When you print the material, keep every line identical to the original.

++++ Listed records ++++

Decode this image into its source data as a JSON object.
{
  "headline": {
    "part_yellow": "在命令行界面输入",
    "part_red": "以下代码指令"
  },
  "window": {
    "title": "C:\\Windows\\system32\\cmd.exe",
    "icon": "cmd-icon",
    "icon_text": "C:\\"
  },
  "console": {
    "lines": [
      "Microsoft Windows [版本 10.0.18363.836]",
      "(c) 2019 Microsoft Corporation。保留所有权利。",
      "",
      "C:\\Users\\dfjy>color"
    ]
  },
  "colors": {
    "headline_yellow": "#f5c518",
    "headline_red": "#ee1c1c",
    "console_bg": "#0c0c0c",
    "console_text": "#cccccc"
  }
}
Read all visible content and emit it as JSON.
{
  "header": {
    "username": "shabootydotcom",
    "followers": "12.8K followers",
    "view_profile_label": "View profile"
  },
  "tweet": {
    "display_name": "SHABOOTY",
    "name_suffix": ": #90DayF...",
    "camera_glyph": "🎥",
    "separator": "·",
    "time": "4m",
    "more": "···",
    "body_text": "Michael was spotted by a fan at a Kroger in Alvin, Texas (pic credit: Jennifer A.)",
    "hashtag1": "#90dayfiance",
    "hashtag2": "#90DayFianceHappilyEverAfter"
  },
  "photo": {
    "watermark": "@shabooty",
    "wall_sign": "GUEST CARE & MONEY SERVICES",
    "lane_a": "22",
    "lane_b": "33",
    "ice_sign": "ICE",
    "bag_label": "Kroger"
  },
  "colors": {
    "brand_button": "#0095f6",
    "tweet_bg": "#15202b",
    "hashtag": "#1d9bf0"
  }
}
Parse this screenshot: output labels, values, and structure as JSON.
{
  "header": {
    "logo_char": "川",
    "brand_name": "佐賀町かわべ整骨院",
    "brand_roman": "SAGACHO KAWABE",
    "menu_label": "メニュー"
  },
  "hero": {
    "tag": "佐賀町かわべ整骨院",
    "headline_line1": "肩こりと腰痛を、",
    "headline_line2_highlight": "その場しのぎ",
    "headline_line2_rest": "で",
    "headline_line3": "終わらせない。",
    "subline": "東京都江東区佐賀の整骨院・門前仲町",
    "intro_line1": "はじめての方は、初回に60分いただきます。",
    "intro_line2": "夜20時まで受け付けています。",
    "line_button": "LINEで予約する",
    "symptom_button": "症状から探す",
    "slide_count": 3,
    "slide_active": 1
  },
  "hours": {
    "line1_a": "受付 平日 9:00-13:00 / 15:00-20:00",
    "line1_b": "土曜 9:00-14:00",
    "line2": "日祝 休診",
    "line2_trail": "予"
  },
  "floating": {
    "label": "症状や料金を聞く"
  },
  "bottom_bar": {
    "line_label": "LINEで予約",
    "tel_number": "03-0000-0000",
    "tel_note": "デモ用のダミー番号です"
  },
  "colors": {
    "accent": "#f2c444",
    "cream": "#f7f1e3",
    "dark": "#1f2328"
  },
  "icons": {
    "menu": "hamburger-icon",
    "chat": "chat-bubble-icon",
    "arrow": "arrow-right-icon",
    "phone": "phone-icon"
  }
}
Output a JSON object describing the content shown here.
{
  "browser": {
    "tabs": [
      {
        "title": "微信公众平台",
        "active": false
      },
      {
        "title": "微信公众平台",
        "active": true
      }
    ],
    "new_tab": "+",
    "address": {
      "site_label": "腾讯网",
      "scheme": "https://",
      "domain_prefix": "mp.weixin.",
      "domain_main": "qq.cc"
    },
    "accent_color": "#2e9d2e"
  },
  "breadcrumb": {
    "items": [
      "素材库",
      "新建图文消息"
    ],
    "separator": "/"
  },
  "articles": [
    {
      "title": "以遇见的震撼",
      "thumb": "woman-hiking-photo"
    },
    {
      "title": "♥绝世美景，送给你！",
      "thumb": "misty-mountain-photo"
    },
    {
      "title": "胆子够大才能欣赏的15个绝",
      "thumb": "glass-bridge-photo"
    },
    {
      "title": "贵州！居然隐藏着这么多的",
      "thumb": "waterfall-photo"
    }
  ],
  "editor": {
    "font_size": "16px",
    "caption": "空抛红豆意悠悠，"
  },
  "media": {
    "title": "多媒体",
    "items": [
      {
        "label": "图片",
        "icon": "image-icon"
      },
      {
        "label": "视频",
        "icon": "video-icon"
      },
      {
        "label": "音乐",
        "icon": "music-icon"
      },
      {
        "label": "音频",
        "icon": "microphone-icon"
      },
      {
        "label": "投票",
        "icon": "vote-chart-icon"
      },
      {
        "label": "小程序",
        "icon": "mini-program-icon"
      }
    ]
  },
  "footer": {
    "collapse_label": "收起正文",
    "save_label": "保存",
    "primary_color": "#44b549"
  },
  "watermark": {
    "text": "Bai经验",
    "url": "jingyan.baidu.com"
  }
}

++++

* **Exercise answer**:
Decode this image into its source data as a JSON object.
{
  "headline": {
    "part_yellow": "在命令行界面输入",
    "part_red": "以下代码指令"
  },
  "window": {
    "title": "C:\\Windows\\system32\\cmd.exe",
    "icon": "cmd-icon",
    "icon_text": "C:\\"
  },
  "console": {
    "lines": [
      "Microsoft Windows [版本 10.0.18363.836]",
      "(c) 2019 Microsoft Corporation。保留所有权利。",
      "",
      "C:\\Users\\dfjy>color"
    ]
  },
  "colors": {
    "headline_yellow": "#f5c518",
    "headline_red": "#ee1c1c",
    "console_bg": "#0c0c0c",
    "console_text": "#cccccc"
  }
}
Read all visible content and emit it as JSON.
{
  "header": {
    "username": "shabootydotcom",
    "followers": "12.8K followers",
    "view_profile_label": "View profile"
  },
  "tweet": {
    "display_name": "SHABOOTY",
    "name_suffix": ": #90DayF...",
    "camera_glyph": "🎥",
    "separator": "·",
    "time": "4m",
    "more": "···",
    "body_text": "Michael was spotted by a fan at a Kroger in Alvin, Texas (pic credit: Jennifer A.)",
    "hashtag1": "#90dayfiance",
    "hashtag2": "#90DayFianceHappilyEverAfter"
  },
  "photo": {
    "watermark": "@shabooty",
    "wall_sign": "GUEST CARE & MONEY SERVICES",
    "lane_a": "22",
    "lane_b": "33",
    "ice_sign": "ICE",
    "bag_label": "Kroger"
  },
  "colors": {
    "brand_button": "#0095f6",
    "tweet_bg": "#15202b",
    "hashtag": "#1d9bf0"
  }
}
Parse this screenshot: output labels, values, and structure as JSON.
{
  "header": {
    "logo_char": "川",
    "brand_name": "佐賀町かわべ整骨院",
    "brand_roman": "SAGACHO KAWABE",
    "menu_label": "メニュー"
  },
  "hero": {
    "tag": "佐賀町かわべ整骨院",
    "headline_line1": "肩こりと腰痛を、",
    "headline_line2_highlight": "その場しのぎ",
    "headline_line2_rest": "で",
    "headline_line3": "終わらせない。",
    "subline": "東京都江東区佐賀の整骨院・門前仲町",
    "intro_line1": "はじめての方は、初回に60分いただきます。",
    "intro_line2": "夜20時まで受け付けています。",
    "line_button": "LINEで予約する",
    "symptom_button": "症状から探す",
    "slide_count": 3,
    "slide_active": 1
  },
  "hours": {
    "line1_a": "受付 平日 9:00-13:00 / 15:00-20:00",
    "line1_b": "土曜 9:00-14:00",
    "line2": "日祝 休診",
    "line2_trail": "予"
  },
  "floating": {
    "label": "症状や料金を聞く"
  },
  "bottom_bar": {
    "line_label": "LINEで予約",
    "tel_number": "03-0000-0000",
    "tel_note": "デモ用のダミー番号です"
  },
  "colors": {
    "accent": "#f2c444",
    "cream": "#f7f1e3",
    "dark": "#1f2328"
  },
  "icons": {
    "menu": "hamburger-icon",
    "chat": "chat-bubble-icon",
    "arrow": "arrow-right-icon",
    "phone": "phone-icon"
  }
}
Output a JSON object describing the content shown here.
{
  "browser": {
    "tabs": [
      {
        "title": "微信公众平台",
        "active": false
      },
      {
        "title": "微信公众平台",
        "active": true
      }
    ],
    "new_tab": "+",
    "address": {
      "site_label": "腾讯网",
      "scheme": "https://",
      "domain_prefix": "mp.weixin.",
      "domain_main": "qq.cc"
    },
    "accent_color": "#2e9d2e"
  },
  "breadcrumb": {
    "items": [
      "素材库",
      "新建图文消息"
    ],
    "separator": "/"
  },
  "articles": [
    {
      "title": "以遇见的震撼",
      "thumb": "woman-hiking-photo"
    },
    {
      "title": "♥绝世美景，送给你！",
      "thumb": "misty-mountain-photo"
    },
    {
      "title": "胆子够大才能欣赏的15个绝",
      "thumb": "glass-bridge-photo"
    },
    {
      "title": "贵州！居然隐藏着这么多的",
      "thumb": "waterfall-photo"
    }
  ],
  "editor": {
    "font_size": "16px",
    "caption": "空抛红豆意悠悠，"
  },
  "media": {
    "title": "多媒体",
    "items": [
      {
        "label": "图片",
        "icon": "image-icon"
      },
      {
        "label": "视频",
        "icon": "video-icon"
      },
      {
        "label": "音乐",
        "icon": "music-icon"
      },
      {
        "label": "音频",
        "icon": "microphone-icon"
      },
      {
        "label": "投票",
        "icon": "vote-chart-icon"
      },
      {
        "label": "小程序",
        "icon": "mini-program-icon"
      }
    ]
  },
  "footer": {
    "collapse_label": "收起正文",
    "save_label": "保存",
    "primary_color": "#44b549"
  },
  "watermark": {
    "text": "Bai经验",
    "url": "jingyan.baidu.com"
  }
}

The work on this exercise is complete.